§ **EXERCISE**: The records below need to be copied in full. Match them exactly.

(Data records for software interfaces)
- - -
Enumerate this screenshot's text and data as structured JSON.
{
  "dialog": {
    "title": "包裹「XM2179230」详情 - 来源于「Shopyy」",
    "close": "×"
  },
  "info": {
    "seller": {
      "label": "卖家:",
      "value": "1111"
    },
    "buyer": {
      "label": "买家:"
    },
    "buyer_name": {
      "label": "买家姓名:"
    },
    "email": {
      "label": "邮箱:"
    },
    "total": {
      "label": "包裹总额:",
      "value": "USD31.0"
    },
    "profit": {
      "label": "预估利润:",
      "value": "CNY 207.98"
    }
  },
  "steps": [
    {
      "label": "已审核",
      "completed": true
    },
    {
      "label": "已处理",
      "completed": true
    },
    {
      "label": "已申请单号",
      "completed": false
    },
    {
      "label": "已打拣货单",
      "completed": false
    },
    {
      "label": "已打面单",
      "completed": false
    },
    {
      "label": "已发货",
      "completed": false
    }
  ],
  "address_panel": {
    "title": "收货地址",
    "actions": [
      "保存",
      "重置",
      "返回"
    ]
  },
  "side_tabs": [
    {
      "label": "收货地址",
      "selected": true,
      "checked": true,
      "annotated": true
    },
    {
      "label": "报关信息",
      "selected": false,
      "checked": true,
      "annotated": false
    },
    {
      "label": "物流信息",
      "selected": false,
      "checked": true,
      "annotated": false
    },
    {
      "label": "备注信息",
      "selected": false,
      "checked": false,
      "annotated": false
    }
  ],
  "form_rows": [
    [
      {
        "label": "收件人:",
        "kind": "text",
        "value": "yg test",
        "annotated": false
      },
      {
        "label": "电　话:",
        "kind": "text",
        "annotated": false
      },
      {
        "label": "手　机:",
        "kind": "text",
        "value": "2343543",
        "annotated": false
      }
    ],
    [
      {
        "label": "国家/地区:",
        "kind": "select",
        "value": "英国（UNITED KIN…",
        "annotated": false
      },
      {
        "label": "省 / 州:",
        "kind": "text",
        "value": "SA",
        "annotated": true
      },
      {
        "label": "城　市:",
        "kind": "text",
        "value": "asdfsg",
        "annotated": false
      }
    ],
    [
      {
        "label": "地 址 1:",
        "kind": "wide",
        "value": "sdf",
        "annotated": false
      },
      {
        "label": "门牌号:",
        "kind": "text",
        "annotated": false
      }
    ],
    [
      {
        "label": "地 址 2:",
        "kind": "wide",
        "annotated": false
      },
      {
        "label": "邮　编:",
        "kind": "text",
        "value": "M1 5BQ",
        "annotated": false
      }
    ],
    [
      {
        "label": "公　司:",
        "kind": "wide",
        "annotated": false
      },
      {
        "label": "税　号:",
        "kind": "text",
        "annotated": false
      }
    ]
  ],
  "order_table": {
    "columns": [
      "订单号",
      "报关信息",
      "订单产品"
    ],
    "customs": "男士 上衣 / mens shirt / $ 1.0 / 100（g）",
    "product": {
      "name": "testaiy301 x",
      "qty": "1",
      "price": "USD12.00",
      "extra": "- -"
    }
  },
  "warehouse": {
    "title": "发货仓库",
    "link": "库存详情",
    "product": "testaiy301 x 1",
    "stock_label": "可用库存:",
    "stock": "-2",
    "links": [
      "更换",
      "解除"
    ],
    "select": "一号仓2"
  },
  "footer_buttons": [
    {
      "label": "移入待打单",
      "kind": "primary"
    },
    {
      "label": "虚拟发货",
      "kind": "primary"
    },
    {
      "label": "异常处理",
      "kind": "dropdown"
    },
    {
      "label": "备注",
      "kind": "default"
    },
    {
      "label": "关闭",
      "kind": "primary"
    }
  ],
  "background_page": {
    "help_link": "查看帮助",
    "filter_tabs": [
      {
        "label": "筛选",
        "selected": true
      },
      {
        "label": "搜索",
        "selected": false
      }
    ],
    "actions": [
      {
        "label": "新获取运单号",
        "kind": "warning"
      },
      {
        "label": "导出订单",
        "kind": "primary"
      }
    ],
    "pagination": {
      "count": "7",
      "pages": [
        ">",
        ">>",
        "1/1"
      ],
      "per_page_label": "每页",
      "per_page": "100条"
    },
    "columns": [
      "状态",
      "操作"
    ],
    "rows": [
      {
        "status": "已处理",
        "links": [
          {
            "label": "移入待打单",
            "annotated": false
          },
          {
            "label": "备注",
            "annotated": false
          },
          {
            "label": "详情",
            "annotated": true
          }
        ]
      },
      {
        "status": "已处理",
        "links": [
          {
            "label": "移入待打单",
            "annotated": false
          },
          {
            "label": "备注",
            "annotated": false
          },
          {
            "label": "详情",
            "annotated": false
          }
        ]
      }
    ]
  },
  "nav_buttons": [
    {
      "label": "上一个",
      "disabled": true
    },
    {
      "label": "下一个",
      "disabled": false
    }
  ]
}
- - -
§ **FINAL ANSWER**:
Enumerate this screenshot's text and data as structured JSON.
{
  "dialog": {
    "title": "包裹「XM2179230」详情 - 来源于「Shopyy」",
    "close": "×"
  },
  "info": {
    "seller": {
      "label": "卖家:",
      "value": "1111"
    },
    "buyer": {
      "label": "买家:"
    },
    "buyer_name": {
      "label": "买家姓名:"
    },
    "email": {
      "label": "邮箱:"
    },
    "total": {
      "label": "包裹总额:",
      "value": "USD31.0"
    },
    "profit": {
      "label": "预估利润:",
      "value": "CNY 207.98"
    }
  },
  "steps": [
    {
      "label": "已审核",
      "completed": true
    },
    {
      "label": "已处理",
      "completed": true
    },
    {
      "label": "已申请单号",
      "completed": false
    },
    {
      "label": "已打拣货单",
      "completed": false
    },
    {
      "label": "已打面单",
      "completed": false
    },
    {
      "label": "已发货",
      "completed": false
    }
  ],
  "address_panel": {
    "title": "收货地址",
    "actions": [
      "保存",
      "重置",
      "返回"
    ]
  },
  "side_tabs": [
    {
      "label": "收货地址",
      "selected": true,
      "checked": true,
      "annotated": true
    },
    {
      "label": "报关信息",
      "selected": false,
      "checked": true,
      "annotated": false
    },
    {
      "label": "物流信息",
      "selected": false,
      "checked": true,
      "annotated": false
    },
    {
      "label": "备注信息",
      "selected": false,
      "checked": false,
      "annotated": false
    }
  ],
  "form_rows": [
    [
      {
        "label": "收件人:",
        "kind": "text",
        "value": "yg test",
        "annotated": false
      },
      {
        "label": "电　话:",
        "kind": "text",
        "annotated": false
      },
      {
        "label": "手　机:",
        "kind": "text",
        "value": "2343543",
        "annotated": false
      }
    ],
    [
      {
        "label": "国家/地区:",
        "kind": "select",
        "value": "英国（UNITED KIN…",
        "annotated": false
      },
      {
        "label": "省 / 州:",
        "kind": "text",
        "value": "SA",
        "annotated": true
      },
      {
        "label": "城　市:",
        "kind": "text",
        "value": "asdfsg",
        "annotated": false
      }
    ],
    [
      {
        "label": "地 址 1:",
        "kind": "wide",
        "value": "sdf",
        "annotated": false
      },
      {
        "label": "门牌号:",
        "kind": "text",
        "annotated": false
      }
    ],
    [
      {
        "label": "地 址 2:",
        "kind": "wide",
        "annotated": false
      },
      {
        "label": "邮　编:",
        "kind": "text",
        "value": "M1 5BQ",
        "annotated": false
      }
    ],
    [
      {
        "label": "公　司:",
        "kind": "wide",
        "annotated": false
      },
      {
        "label": "税　号:",
        "kind": "text",
        "annotated": false
      }
    ]
  ],
  "order_table": {
    "columns": [
      "订单号",
      "报关信息",
      "订单产品"
    ],
    "customs": "男士 上衣 / mens shirt / $ 1.0 / 100（g）",
    "product": {
      "name": "testaiy301 x",
      "qty": "1",
      "price": "USD12.00",
      "extra": "- -"
    }
  },
  "warehouse": {
    "title": "发货仓库",
    "link": "库存详情",
    "product": "testaiy301 x 1",
    "stock_label": "可用库存:",
    "stock": "-2",
    "links": [
      "更换",
      "解除"
    ],
    "select": "一号仓2"
  },
  "footer_buttons": [
    {
      "label": "移入待打单",
      "kind": "primary"
    },
    {
      "label": "虚拟发货",
      "kind": "primary"
    },
    {
      "label": "异常处理",
      "kind": "dropdown"
    },
    {
      "label": "备注",
      "kind": "default"
    },
    {
      "label": "关闭",
      "kind": "primary"
    }
  ],
  "background_page": {
    "help_link": "查看帮助",
    "filter_tabs": [
      {
        "label": "筛选",
        "selected": true
      },
      {
        "label": "搜索",
        "selected": false
      }
    ],
    "actions": [
      {
        "label": "新获取运单号",
        "kind": "warning"
      },
      {
        "label": "导出订单",
        "kind": "primary"
      }
    ],
    "pagination": {
      "count": "7",
      "pages": [
        ">",
        ">>",
        "1/1"
      ],
      "per_page_label": "每页",
      "per_page": "100条"
    },
    "columns": [
      "状态",
      "操作"
    ],
    "rows": [
      {
        "status": "已处理",
        "links": [
          {
            "label": "移入待打单",
            "annotated": false
          },
          {
            "label": "备注",
            "annotated": false
          },
          {
            "label": "详情",
            "annotated": true
          }
        ]
      },
      {
        "status": "已处理",
        "links": [
          {
            "label": "移入待打单",
            "annotated": false
          },
          {
            "label": "备注",
            "annotated": false
          },
          {
            "label": "详情",
            "annotated": false
          }
        ]
      }
    ]
  },
  "nav_buttons": [
    {
      "label": "上一个",
      "disabled": true
    },
    {
      "label": "下一个",
      "disabled": false
    }
  ]
}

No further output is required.